◆ Goal of the exercise: Each of the following records is to be printed verbatim.

Data records for software interfaces:
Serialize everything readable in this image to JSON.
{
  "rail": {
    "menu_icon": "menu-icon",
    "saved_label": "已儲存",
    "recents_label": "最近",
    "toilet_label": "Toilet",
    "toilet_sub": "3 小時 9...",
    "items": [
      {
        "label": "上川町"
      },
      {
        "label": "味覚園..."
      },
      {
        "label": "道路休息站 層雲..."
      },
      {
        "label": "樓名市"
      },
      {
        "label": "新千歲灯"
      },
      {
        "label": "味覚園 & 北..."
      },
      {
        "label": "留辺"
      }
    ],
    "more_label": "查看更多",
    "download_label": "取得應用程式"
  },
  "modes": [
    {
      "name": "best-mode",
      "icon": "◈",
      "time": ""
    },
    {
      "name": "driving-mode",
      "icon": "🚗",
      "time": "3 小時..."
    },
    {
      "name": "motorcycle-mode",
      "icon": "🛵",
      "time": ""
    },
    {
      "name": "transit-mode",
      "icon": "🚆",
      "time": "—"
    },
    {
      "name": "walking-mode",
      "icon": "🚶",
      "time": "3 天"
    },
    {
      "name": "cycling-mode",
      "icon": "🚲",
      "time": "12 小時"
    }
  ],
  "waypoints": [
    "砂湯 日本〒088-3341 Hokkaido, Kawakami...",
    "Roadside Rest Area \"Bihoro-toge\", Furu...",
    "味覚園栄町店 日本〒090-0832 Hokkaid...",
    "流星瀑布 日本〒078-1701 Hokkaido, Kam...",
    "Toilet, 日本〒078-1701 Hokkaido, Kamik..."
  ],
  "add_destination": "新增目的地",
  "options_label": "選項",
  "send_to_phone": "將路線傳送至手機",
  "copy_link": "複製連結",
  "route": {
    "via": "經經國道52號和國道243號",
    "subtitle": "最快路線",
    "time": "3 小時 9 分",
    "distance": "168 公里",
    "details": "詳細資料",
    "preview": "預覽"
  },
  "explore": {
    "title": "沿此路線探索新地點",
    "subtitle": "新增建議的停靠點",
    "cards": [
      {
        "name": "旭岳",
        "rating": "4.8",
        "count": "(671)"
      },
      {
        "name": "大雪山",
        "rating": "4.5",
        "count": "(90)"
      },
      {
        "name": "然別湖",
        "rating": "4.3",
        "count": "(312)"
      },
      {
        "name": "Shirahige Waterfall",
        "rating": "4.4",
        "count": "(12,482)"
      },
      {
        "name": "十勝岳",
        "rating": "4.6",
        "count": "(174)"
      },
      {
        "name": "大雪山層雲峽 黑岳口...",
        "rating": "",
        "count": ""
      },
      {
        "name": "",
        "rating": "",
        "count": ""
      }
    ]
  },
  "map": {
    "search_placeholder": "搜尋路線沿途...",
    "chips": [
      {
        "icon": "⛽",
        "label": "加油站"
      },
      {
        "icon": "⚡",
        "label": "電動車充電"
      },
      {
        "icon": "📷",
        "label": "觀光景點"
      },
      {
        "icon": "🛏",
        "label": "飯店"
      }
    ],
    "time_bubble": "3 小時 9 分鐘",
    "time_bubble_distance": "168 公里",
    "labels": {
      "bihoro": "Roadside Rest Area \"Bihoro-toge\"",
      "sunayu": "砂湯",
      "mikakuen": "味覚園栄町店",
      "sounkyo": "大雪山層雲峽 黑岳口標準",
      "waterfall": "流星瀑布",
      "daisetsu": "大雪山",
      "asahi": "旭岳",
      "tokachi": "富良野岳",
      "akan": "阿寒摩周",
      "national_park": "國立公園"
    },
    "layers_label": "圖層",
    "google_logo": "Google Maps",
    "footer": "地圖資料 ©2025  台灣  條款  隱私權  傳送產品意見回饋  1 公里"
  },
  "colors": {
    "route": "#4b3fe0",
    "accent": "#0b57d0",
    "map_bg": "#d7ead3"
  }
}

◆ Result of the task:
Serialize everything readable in this image to JSON.
{
  "rail": {
    "menu_icon": "menu-icon",
    "saved_label": "已儲存",
    "recents_label": "最近",
    "toilet_label": "Toilet",
    "toilet_sub": "3 小時 9...",
    "items": [
      {
        "label": "上川町"
      },
      {
        "label": "味覚園..."
      },
      {
        "label": "道路休息站 層雲..."
      },
      {
        "label": "樓名市"
      },
      {
        "label": "新千歲灯"
      },
      {
        "label": "味覚園 & 北..."
      },
      {
        "label": "留辺"
      }
    ],
    "more_label": "查看更多",
    "download_label": "取得應用程式"
  },
  "modes": [
    {
      "name": "best-mode",
      "icon": "◈",
      "time": ""
    },
    {
      "name": "driving-mode",
      "icon": "🚗",
      "time": "3 小時..."
    },
    {
      "name": "motorcycle-mode",
      "icon": "🛵",
      "time": ""
    },
    {
      "name": "transit-mode",
      "icon": "🚆",
      "time": "—"
    },
    {
      "name": "walking-mode",
      "icon": "🚶",
      "time": "3 天"
    },
    {
      "name": "cycling-mode",
      "icon": "🚲",
      "time": "12 小時"
    }
  ],
  "waypoints": [
    "砂湯 日本〒088-3341 Hokkaido, Kawakami...",
    "Roadside Rest Area \"Bihoro-toge\", Furu...",
    "味覚園栄町店 日本〒090-0832 Hokkaid...",
    "流星瀑布 日本〒078-1701 Hokkaido, Kam...",
    "Toilet, 日本〒078-1701 Hokkaido, Kamik..."
  ],
  "add_destination": "新增目的地",
  "options_label": "選項",
  "send_to_phone": "將路線傳送至手機",
  "copy_link": "複製連結",
  "route": {
    "via": "經經國道52號和國道243號",
    "subtitle": "最快路線",
    "time": "3 小時 9 分",
    "distance": "168 公里",
    "details": "詳細資料",
    "preview": "預覽"
  },
  "explore": {
    "title": "沿此路線探索新地點",
    "subtitle": "新增建議的停靠點",
    "cards": [
      {
        "name": "旭岳",
        "rating": "4.8",
        "count": "(671)"
      },
      {
        "name": "大雪山",
        "rating": "4.5",
        "count": "(90)"
      },
      {
        "name": "然別湖",
        "rating": "4.3",
        "count": "(312)"
      },
      {
        "name": "Shirahige Waterfall",
        "rating": "4.4",
        "count": "(12,482)"
      },
      {
        "name": "十勝岳",
        "rating": "4.6",
        "count": "(174)"
      },
      {
        "name": "大雪山層雲峽 黑岳口...",
        "rating": "",
        "count": ""
      },
      {
        "name": "",
        "rating": "",
        "count": ""
      }
    ]
  },
  "map": {
    "search_placeholder": "搜尋路線沿途...",
    "chips": [
      {
        "icon": "⛽",
        "label": "加油站"
      },
      {
        "icon": "⚡",
        "label": "電動車充電"
      },
      {
        "icon": "📷",
        "label": "觀光景點"
      },
      {
        "icon": "🛏",
        "label": "飯店"
      }
    ],
    "time_bubble": "3 小時 9 分鐘",
    "time_bubble_distance": "168 公里",
    "labels": {
      "bihoro": "Roadside Rest Area \"Bihoro-toge\"",
      "sunayu": "砂湯",
      "mikakuen": "味覚園栄町店",
      "sounkyo": "大雪山層雲峽 黑岳口標準",
      "waterfall": "流星瀑布",
      "daisetsu": "大雪山",
      "asahi": "旭岳",
      "tokachi": "富良野岳",
      "akan": "阿寒摩周",
      "national_park": "國立公園"
    },
    "layers_label": "圖層",
    "google_logo": "Google Maps",
    "footer": "地圖資料 ©2025  台灣  條款  隱私權  傳送產品意見回饋  1 公里"
  },
  "colors": {
    "route": "#4b3fe0",
    "accent": "#0b57d0",
    "map_bg": "#d7ead3"
  }
}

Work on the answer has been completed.